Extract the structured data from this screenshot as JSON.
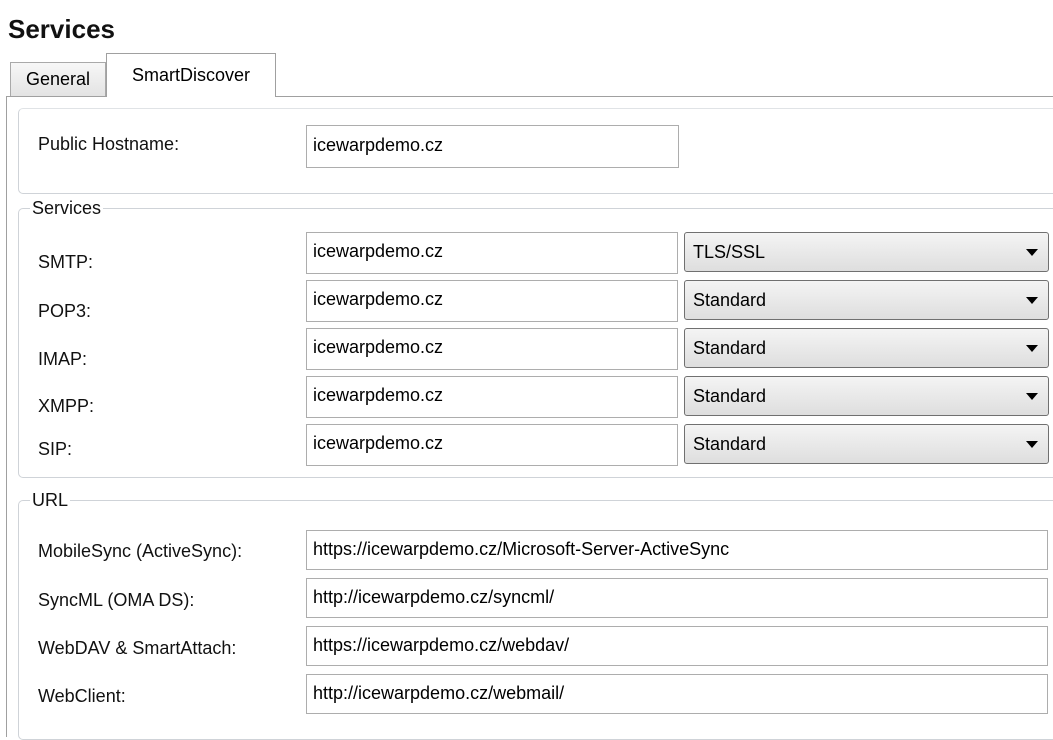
{
  "page": {
    "title": "Services"
  },
  "tabs": [
    {
      "label": "General"
    },
    {
      "label": "SmartDiscover"
    }
  ],
  "hostname": {
    "label": "Public Hostname:",
    "value": "icewarpdemo.cz"
  },
  "services": {
    "legend": "Services",
    "rows": [
      {
        "label": "SMTP:",
        "value": "icewarpdemo.cz",
        "mode": "TLS/SSL"
      },
      {
        "label": "POP3:",
        "value": "icewarpdemo.cz",
        "mode": "Standard"
      },
      {
        "label": "IMAP:",
        "value": "icewarpdemo.cz",
        "mode": "Standard"
      },
      {
        "label": "XMPP:",
        "value": "icewarpdemo.cz",
        "mode": "Standard"
      },
      {
        "label": "SIP:",
        "value": "icewarpdemo.cz",
        "mode": "Standard"
      }
    ]
  },
  "url": {
    "legend": "URL",
    "rows": [
      {
        "label": "MobileSync (ActiveSync):",
        "value": "https://icewarpdemo.cz/Microsoft-Server-ActiveSync"
      },
      {
        "label": "SyncML (OMA DS):",
        "value": "http://icewarpdemo.cz/syncml/"
      },
      {
        "label": "WebDAV & SmartAttach:",
        "value": "https://icewarpdemo.cz/webdav/"
      },
      {
        "label": "WebClient:",
        "value": "http://icewarpdemo.cz/webmail/"
      }
    ]
  }
}
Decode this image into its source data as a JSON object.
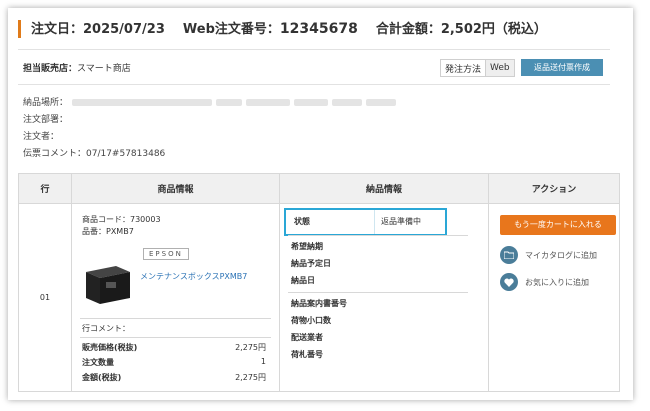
{
  "order": {
    "date_label": "注文日：2025/07/23",
    "web_no_label": "Web注文番号：",
    "web_no": "12345678",
    "total_label": "合計金額：2,502円（税込）"
  },
  "seller": {
    "label": "担当販売店：",
    "name": "スマート商店",
    "method_label": "発注方法",
    "method_value": "Web",
    "return_button": "返品送付票作成"
  },
  "info": {
    "delivery_place": "納品場所：",
    "dept": "注文部署：",
    "orderer": "注文者：",
    "comment": "伝票コメント：07/17#57813486"
  },
  "table": {
    "headers": [
      "行",
      "商品情報",
      "納品情報",
      "アクション"
    ],
    "row_no": "01",
    "product": {
      "code": "商品コード：730003",
      "part": "品番：PXMB7",
      "brand": "EPSON",
      "name": "メンテナンスボックスPXMB7",
      "line_comment": "行コメント：",
      "price_label": "販売価格(税抜)",
      "price_value": "2,275円",
      "qty_label": "注文数量",
      "qty_value": "1",
      "amount_label": "金額(税抜)",
      "amount_value": "2,275円"
    },
    "delivery": {
      "status_label": "状態",
      "status_value": "返品準備中",
      "desired": "希望納期",
      "planned": "納品予定日",
      "delivered": "納品日",
      "slip_no": "納品案内書番号",
      "pieces": "荷物小口数",
      "carrier": "配送業者",
      "tracking": "荷札番号"
    },
    "actions": {
      "cart_button": "もう一度カートに入れる",
      "catalog": "マイカタログに追加",
      "favorite": "お気に入りに追加"
    }
  },
  "colors": {
    "accent": "#e07b1a",
    "cart_button": "#e8761c",
    "return_button": "#4b8fb3",
    "highlight": "#2aa7d6",
    "link": "#2a72b5"
  }
}
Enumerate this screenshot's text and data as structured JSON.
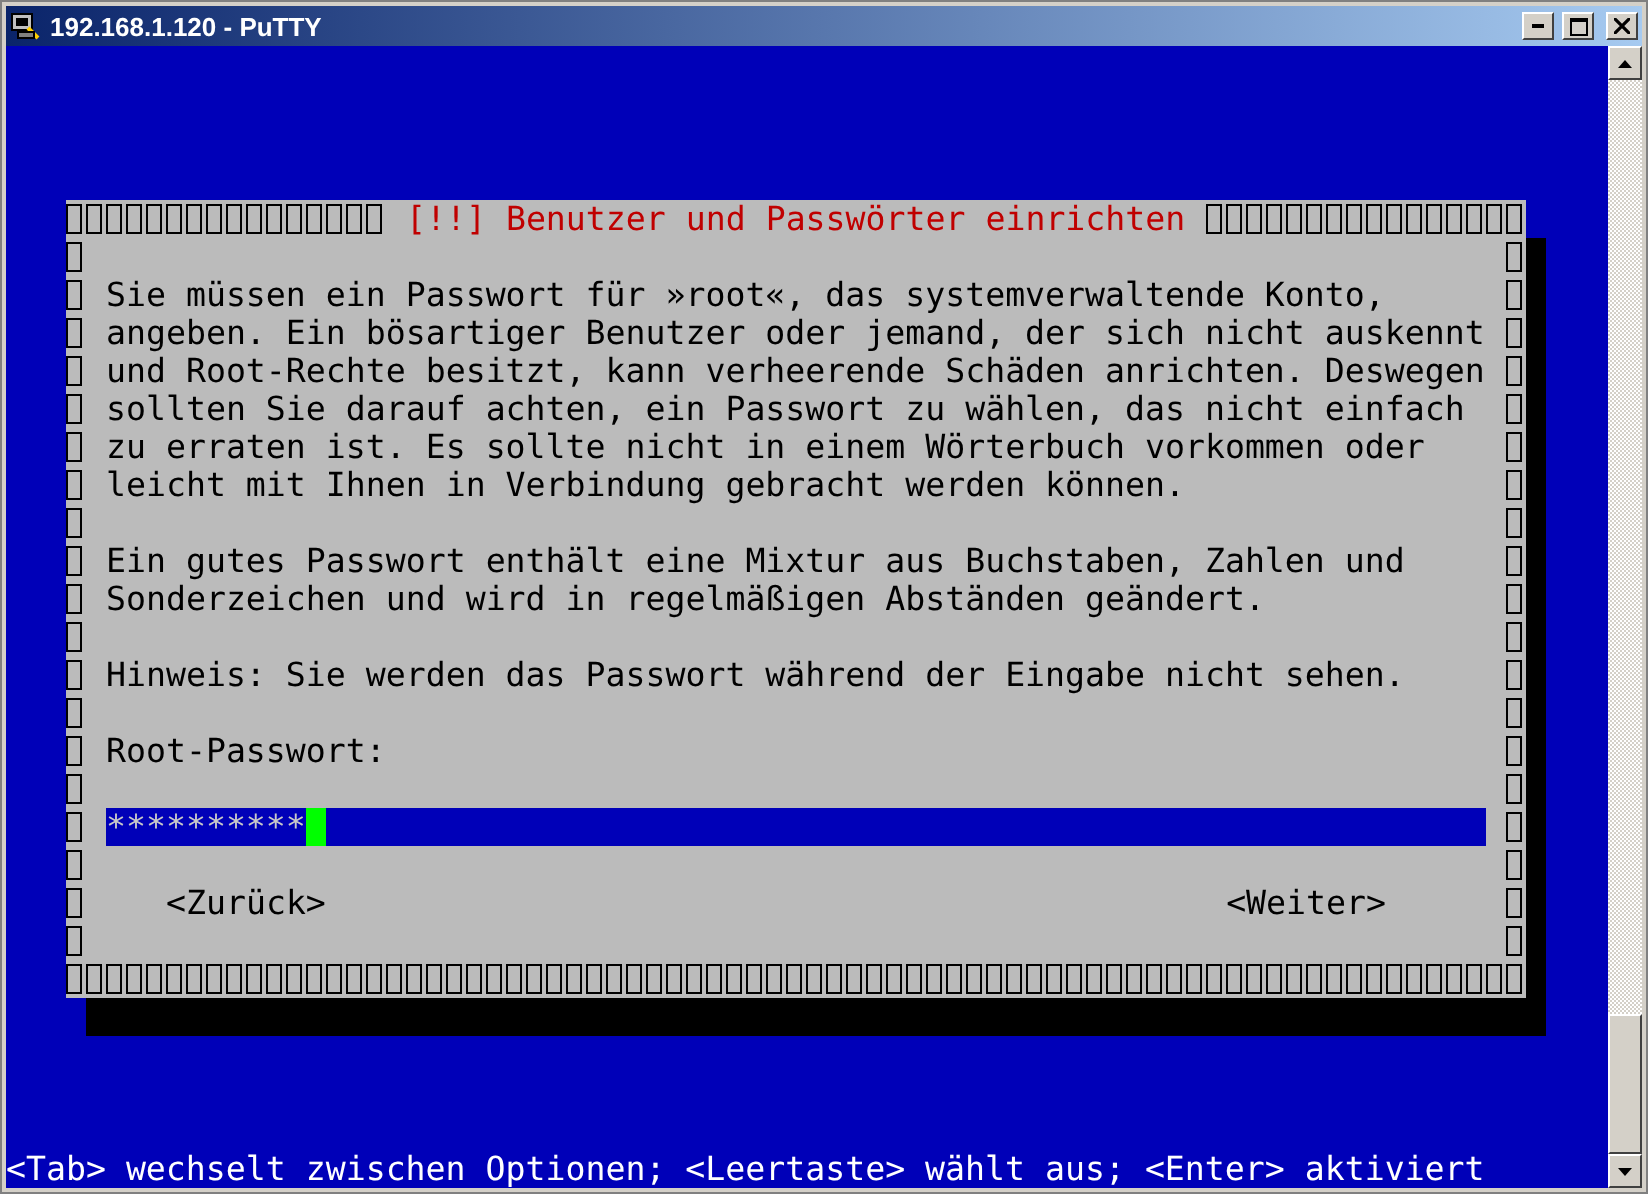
{
  "window": {
    "title": "192.168.1.120 - PuTTY"
  },
  "dialog": {
    "title": "[!!] Benutzer und Passwörter einrichten",
    "paragraphs": [
      [
        "Sie müssen ein Passwort für »root«, das systemverwaltende Konto,",
        "angeben. Ein bösartiger Benutzer oder jemand, der sich nicht auskennt",
        "und Root-Rechte besitzt, kann verheerende Schäden anrichten. Deswegen",
        "sollten Sie darauf achten, ein Passwort zu wählen, das nicht einfach",
        "zu erraten ist. Es sollte nicht in einem Wörterbuch vorkommen oder",
        "leicht mit Ihnen in Verbindung gebracht werden können."
      ],
      [
        "Ein gutes Passwort enthält eine Mixtur aus Buchstaben, Zahlen und",
        "Sonderzeichen und wird in regelmäßigen Abständen geändert."
      ],
      [
        "Hinweis: Sie werden das Passwort während der Eingabe nicht sehen."
      ]
    ],
    "field_label": "Root-Passwort:",
    "password": {
      "value": "**********",
      "focused": true
    },
    "buttons": [
      {
        "label": "<Zurück>"
      },
      {
        "label": "<Weiter>"
      }
    ]
  },
  "help_line": "<Tab> wechselt zwischen Optionen; <Leertaste> wählt aus; <Enter> aktiviert"
}
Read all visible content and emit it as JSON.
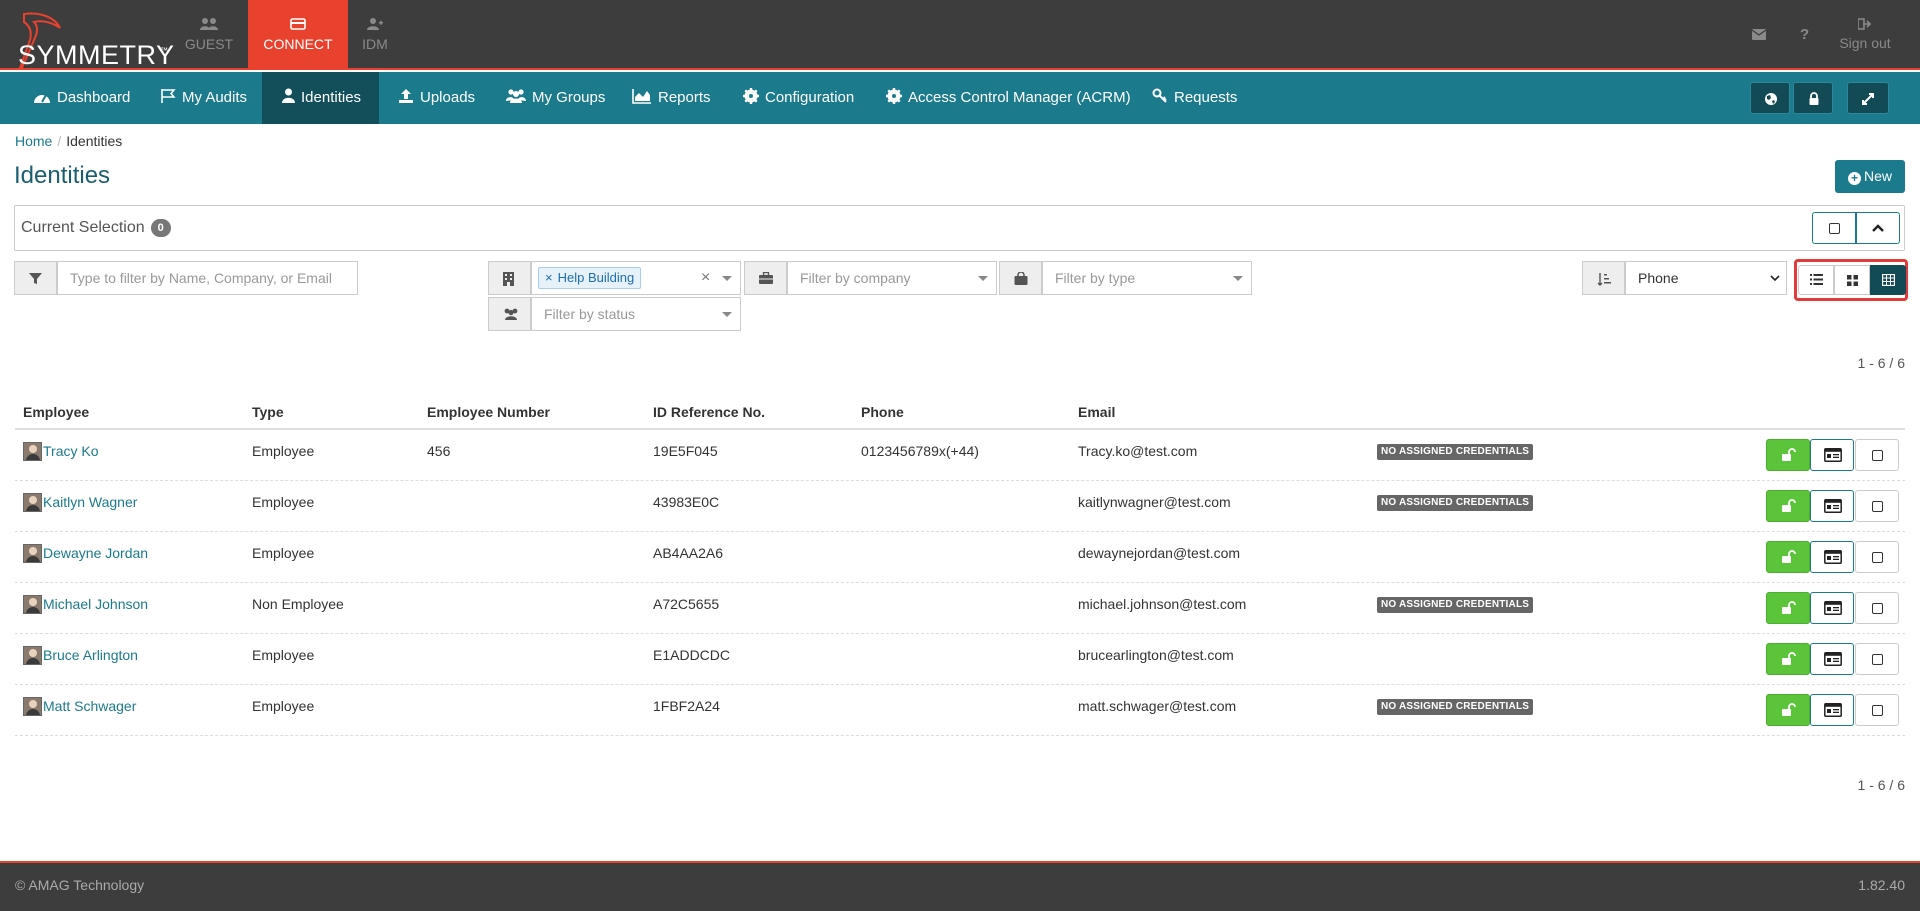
{
  "brand": {
    "name": "SYMMETRY",
    "tm": "™"
  },
  "top_tabs": [
    {
      "label": "GUEST",
      "icon": "users-icon"
    },
    {
      "label": "CONNECT",
      "icon": "card-icon",
      "active": true
    },
    {
      "label": "IDM",
      "icon": "user-plus-icon"
    }
  ],
  "top_right": {
    "mail_icon": "envelope-icon",
    "help_icon": "question-icon",
    "signout_label": "Sign out"
  },
  "nav": [
    {
      "label": "Dashboard",
      "icon": "dashboard-icon"
    },
    {
      "label": "My Audits",
      "icon": "flag-icon"
    },
    {
      "label": "Identities",
      "icon": "user-icon",
      "active": true
    },
    {
      "label": "Uploads",
      "icon": "upload-icon"
    },
    {
      "label": "My Groups",
      "icon": "group-icon"
    },
    {
      "label": "Reports",
      "icon": "area-chart-icon"
    },
    {
      "label": "Configuration",
      "icon": "gear-icon"
    },
    {
      "label": "Access Control Manager (ACRM)",
      "icon": "gear-icon"
    },
    {
      "label": "Requests",
      "icon": "key-icon"
    }
  ],
  "breadcrumb": {
    "home": "Home",
    "current": "Identities"
  },
  "page": {
    "title": "Identities",
    "new_label": "New"
  },
  "selection": {
    "label": "Current Selection",
    "count": "0"
  },
  "filters": {
    "search_placeholder": "Type to filter by Name, Company, or Email",
    "building_chip": "Help Building",
    "company_placeholder": "Filter by company",
    "type_placeholder": "Filter by type",
    "status_placeholder": "Filter by status",
    "sort_value": "Phone",
    "sort_options": [
      "Phone"
    ]
  },
  "pagination": {
    "top": "1 - 6 / 6",
    "bottom": "1 - 6 / 6"
  },
  "table": {
    "headers": [
      "Employee",
      "Type",
      "Employee Number",
      "ID Reference No.",
      "Phone",
      "Email"
    ],
    "badge_label": "NO ASSIGNED CREDENTIALS",
    "rows": [
      {
        "name": "Tracy Ko",
        "type": "Employee",
        "number": "456",
        "idref": "19E5F045",
        "phone": "0123456789x(+44)",
        "email": "Tracy.ko@test.com",
        "no_creds": "NO ASSIGNED CREDENTIALS"
      },
      {
        "name": "Kaitlyn Wagner",
        "type": "Employee",
        "number": "",
        "idref": "43983E0C",
        "phone": "",
        "email": "kaitlynwagner@test.com",
        "no_creds": "NO ASSIGNED CREDENTIALS"
      },
      {
        "name": "Dewayne Jordan",
        "type": "Employee",
        "number": "",
        "idref": "AB4AA2A6",
        "phone": "",
        "email": "dewaynejordan@test.com",
        "no_creds": ""
      },
      {
        "name": "Michael Johnson",
        "type": "Non Employee",
        "number": "",
        "idref": "A72C5655",
        "phone": "",
        "email": "michael.johnson@test.com",
        "no_creds": "NO ASSIGNED CREDENTIALS"
      },
      {
        "name": "Bruce Arlington",
        "type": "Employee",
        "number": "",
        "idref": "E1ADDCDC",
        "phone": "",
        "email": "brucearlington@test.com",
        "no_creds": ""
      },
      {
        "name": "Matt Schwager",
        "type": "Employee",
        "number": "",
        "idref": "1FBF2A24",
        "phone": "",
        "email": "matt.schwager@test.com",
        "no_creds": "NO ASSIGNED CREDENTIALS"
      }
    ]
  },
  "footer": {
    "copyright": "© AMAG Technology",
    "version": "1.82.40"
  },
  "colors": {
    "accent_red": "#e8412e",
    "nav_teal": "#1b7a8c",
    "green": "#5cc43a"
  }
}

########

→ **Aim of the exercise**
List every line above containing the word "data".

→ **Result of the task**
Extract the structured data from this screenshot as JSON.
Decode this image into its source data as a JSON object.
Enumerate this screenshot's text and data as structured JSON.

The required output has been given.